Wednesday, June 17, 2009

Google Wave - how do I secure your document when it's the cloud?

A few days ago I got a change to sit down and watch the entire hour of the Google IO video on the early release of Google Wave. If you haven't watched it, here it is (suggestion, do it offer lunch, it's long but worth the watch). If you don't feel like watching, here's a link to the product team's blog posting. To summarize, Wave is a collaborative real time editing environment (think Wiki meets subethaedit meets IRC meets CVS) delivered via the browser (assuming yours supports HTML5). I can invite people in to a wavelet (a document or object on Wave) and we can work together. As a collaboration tool, this takes sharepoint out behind the woodshed. What really interested me was the part about federated wave servers - in a nutshell, Google wants to make Wave as popular as email and expects (or hopes) that organizations will setup their own wave servers, so they're open licensing/sourcing the whole stack, protocol and concept. The interaction between the federated servers is just too cool to watch - little chunks of document flying all over the place - being digitally signed, delivered over encrypted channels, synching perfectly so everyone can see the same thing at the same time. It got me thinking, what happens if my employer has a wave server and I have a wave server at home (or use Google's Wave product):
  • Can I invite my home account into the document I'm working on at work and continue editing when I get home?
  • The document will now be in two places (sync'd in glorious real-time)
  • What happens if I quit/get fired - how does my employer remove that document from my Wave server?

...and then there's the normal stuff, like to companies working together, sharing information and all the ownership/security issues that come with it.

Now granted, we're probably no worse off with email now (I can email work documents to my gmail account at will), but with a powerful tool like Wave, the sharing becomes continuous and real-time; the corporate firewall becomes a fine mesh and my documents are quite literally everywhere.

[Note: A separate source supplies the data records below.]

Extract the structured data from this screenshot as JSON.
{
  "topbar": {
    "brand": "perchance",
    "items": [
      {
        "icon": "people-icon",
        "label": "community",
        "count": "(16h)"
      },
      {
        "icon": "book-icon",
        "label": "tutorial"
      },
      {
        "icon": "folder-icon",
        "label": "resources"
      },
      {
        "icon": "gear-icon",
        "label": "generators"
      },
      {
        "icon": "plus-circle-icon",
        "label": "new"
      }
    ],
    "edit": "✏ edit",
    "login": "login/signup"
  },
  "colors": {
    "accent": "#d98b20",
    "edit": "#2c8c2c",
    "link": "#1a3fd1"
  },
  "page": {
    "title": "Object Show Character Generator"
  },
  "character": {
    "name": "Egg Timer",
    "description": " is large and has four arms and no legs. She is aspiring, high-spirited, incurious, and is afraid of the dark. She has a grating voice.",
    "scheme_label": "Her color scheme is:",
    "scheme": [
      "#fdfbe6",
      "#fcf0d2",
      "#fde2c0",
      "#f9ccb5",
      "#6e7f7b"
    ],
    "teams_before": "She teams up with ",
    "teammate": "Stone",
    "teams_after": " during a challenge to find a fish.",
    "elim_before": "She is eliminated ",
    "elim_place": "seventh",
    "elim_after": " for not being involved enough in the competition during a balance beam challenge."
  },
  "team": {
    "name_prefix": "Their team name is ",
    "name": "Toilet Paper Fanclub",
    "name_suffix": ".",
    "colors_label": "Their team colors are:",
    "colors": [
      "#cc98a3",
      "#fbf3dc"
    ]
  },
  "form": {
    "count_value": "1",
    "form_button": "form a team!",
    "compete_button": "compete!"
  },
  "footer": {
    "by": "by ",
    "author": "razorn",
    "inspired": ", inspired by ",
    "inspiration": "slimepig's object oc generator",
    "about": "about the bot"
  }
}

DRM's a nice answer (assuming it can be implemented), but it's somewhat antithetical to an open protocol and assumes that all participants honour the rights management request. Besides, DRM has never been very granular (its atomic tends to be the document or the song) and simple deletion seems wrong when it's a collaborative document between multiple participants. Maybe the best we can for is legal agreements plus an honour driven deletion system that works along the lines of:
  • Party A asks Party B to drop all content generated by Party A
  • Party B walks the current wavelet tree structure and nukes anything added by Party A
  • Party B reports back to Party A on what it deleted
  • Party A reminds Party B of it's legal obligations (pre-negotiated) and disappears in a puff of smoke
The two interesting properties are of an open rights management protocol are:
  • Healable data - Party B is now free to use the remaining elements of the wavelet (the stuff it provided) to rebuild the document with its own content (as much as you'd like, you can't scrub the human mind, the ultimate anti-drm tool)
  • Granular information protection - I can't actually stop stuff from going out, but at least I know where it lives and can demonstrate I took reasonable steps (short of seizing the other parties wave server) to protect my content.
One of the things an open rights management system presupposes (at least to me) is this notion of automatically negotiated (legal) agreements and policies between federated wave servers about how they will behave.


  1. Hi. I'm one of Google's Wave developers.

    I think you've described the situation quite well, including the analogy with email.

    We were envisaging a basic mechanism where certain Waves would be marked as "Sensitive" or "Confidential", and the corporation's federation gateway would not allow those waves to be shared with remote servers, or perhaps only to certain trusted servers. The honor-driven deletion system you propose is an interesting extension to that for waves that the corporation does allow out.

  2. thanks Alan

    does that imply that external collaboration on sensitive documents is blocked completely or will be driven through the web interface rather than across the XMPP back channel?